Seventy-six surgical patients, including gastrointestinal tumor and benign disease, were enrolled in the study and divided to three groups: control, non-cachexia, and cancer-associated cachexia. Demographic data were collected. Their rectus abdominis samples were acquired intraoperatively. Muscle fiber size, markers of ubiquitin proteasome system (UPS), mitochondrial ultrastructure, and markers of mitochondrial function and dynamics were assayed. A cachexia model in vitro was established via coculturing a C2C12 myotube with media from C26 colon cancer cells. A specific DRP1 inhibitor, Mdivi-1, and a lentivirus of DRP1 knockdown/overexpression were used to regulate the expression of DRP1. Muscle diameter, mitochondrial morphology, mass, reactive oxygen species (ROS), membrane potential, and markers of UPS, mitochondrial function, and dynamics were determined.
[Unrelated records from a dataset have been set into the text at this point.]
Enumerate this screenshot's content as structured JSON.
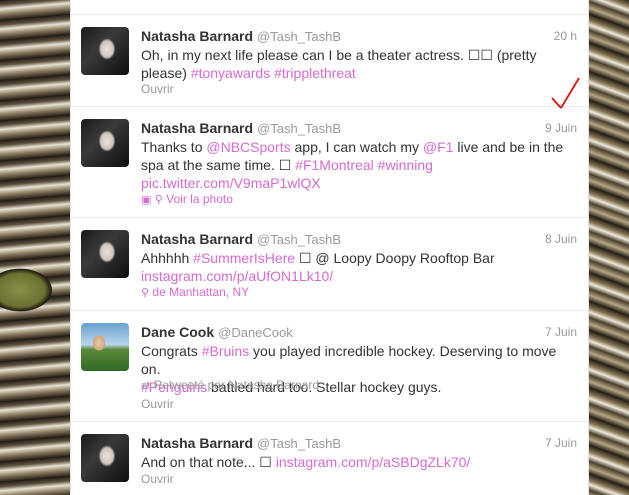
{
  "tweets": [
    {
      "name": "Natasha Barnard",
      "handle": "@Tash_TashB",
      "time": "20 h",
      "line1": "Oh, in my next life please can I be a theater actress. ☐☐ (pretty",
      "line2_text": "please) ",
      "hashtags": [
        "#tonyawards",
        "#tripplethreat"
      ],
      "action": "Ouvrir"
    },
    {
      "name": "Natasha Barnard",
      "handle": "@Tash_TashB",
      "time": "9 Juin",
      "l1_a": "Thanks to ",
      "mention1": "@NBCSports",
      "l1_b": " app, I can watch my ",
      "mention2": "@F1",
      "l1_c": " live and be in the",
      "l2_a": "spa at the same time. ☐ ",
      "hashtag1": "#F1Montreal",
      "hashtag2": "#winning",
      "url": "pic.twitter.com/V9maP1wlQX",
      "action": "Voir la photo"
    },
    {
      "name": "Natasha Barnard",
      "handle": "@Tash_TashB",
      "time": "8 Juin",
      "l1_a": "Ahhhhh ",
      "hashtag1": "#SummerIsHere",
      "l1_b": " ☐ @ Loopy Doopy Rooftop Bar",
      "url": "instagram.com/p/aUfON1Lk10/",
      "location": "de Manhattan, NY"
    },
    {
      "name": "Dane Cook",
      "handle": "@DaneCook",
      "time": "7 Juin",
      "l1_a": "Congrats ",
      "hashtag1": "#Bruins",
      "l1_b": " you played incredible hockey. Deserving to move on.",
      "hashtag2": "#Penguins",
      "l2_b": " battled hard too. Stellar hockey guys.",
      "retweeted": "Retweeté par Natasha Barnard",
      "action": "Ouvrir"
    },
    {
      "name": "Natasha Barnard",
      "handle": "@Tash_TashB",
      "time": "7 Juin",
      "l1_a": "And on that note... ☐ ",
      "url": "instagram.com/p/aSBDgZLk70/",
      "action": "Ouvrir"
    }
  ],
  "colors": {
    "link": "#d66bd0",
    "annotation": "#e01010"
  }
}
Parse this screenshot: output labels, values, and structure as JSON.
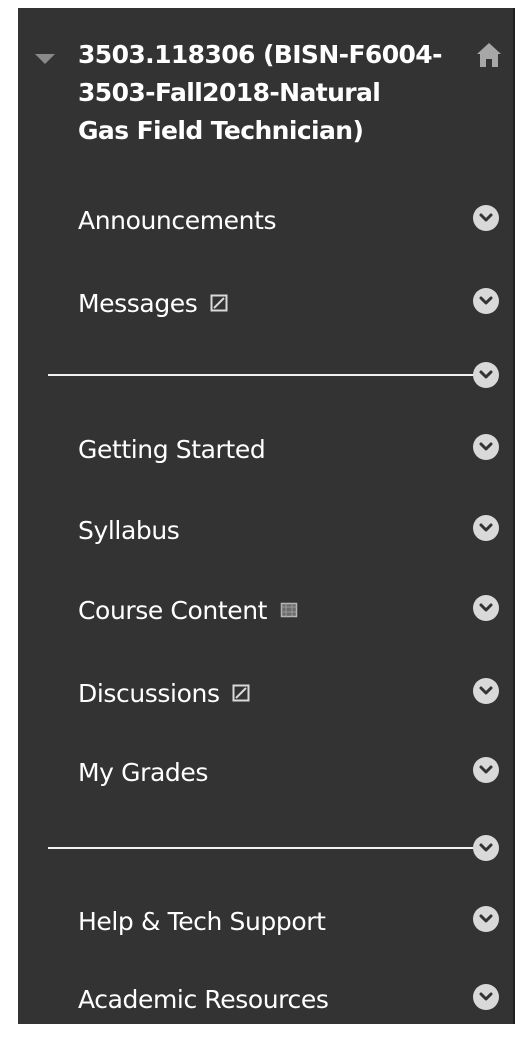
{
  "course": {
    "title": "3503.118306 (BISN-F6004-\n3503-Fall2018-Natural\nGas Field Technician)",
    "collapse_icon": "triangle-down-icon",
    "home_icon": "home-icon"
  },
  "menu": {
    "items": [
      {
        "label": "Announcements"
      },
      {
        "label": "Messages",
        "inline_icon": "slash-box-icon"
      },
      {
        "label": "Getting Started"
      },
      {
        "label": "Syllabus"
      },
      {
        "label": "Course Content",
        "inline_icon": "grid-box-icon"
      },
      {
        "label": "Discussions",
        "inline_icon": "slash-box-icon"
      },
      {
        "label": "My Grades"
      },
      {
        "label": "Help & Tech Support"
      },
      {
        "label": "Academic Resources"
      }
    ],
    "item_action_icon": "chevron-down-circle-icon",
    "divider_action_icon": "chevron-down-circle-icon"
  },
  "colors": {
    "panel_bg": "#333333",
    "text": "#ffffff",
    "chevron_bg": "#d9d9d9",
    "chevron_fg": "#333333",
    "divider": "#f2f2f2"
  }
}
Patients of cachexia suffered from a conspicuous worsened nutrition status and muscle loss compared to patients of other groups. Severe mitochondrial swelling and enlarged area were observed, and partial alterations in mitochondrial function were found in muscle. Analysis of mitochondrial dynamics indicated an upregulation of phosphorylated DRP1 at the ser616 site. In vitro, cancer media resulted in the atrophy of myotube. This was accompanied with a prominent unbalance of mitochondrial dynamics, as well as enhanced mitochondrial ROS and decreased mitochondrial function and membrane potential. However, certain concentrations of Mdivi-1 and DRP1 knockdown rebalanced the mitochondrial dynamics, mitigating this negative phenotype caused by cachexia. Moreover, overexpression of DRP1 aggravated these phenomena.


In clinical patients, cachexia induces abnormal mitochondrial changes and possible fission activation for the atrophied muscle. Our cachexia model in vitro further demonstrates that unbalanced mitochondrial dynamics contributes to this atrophy and mitochondrial impairment, and rebuilding the balance by regulating of DRP1 could ameliorate these alterations.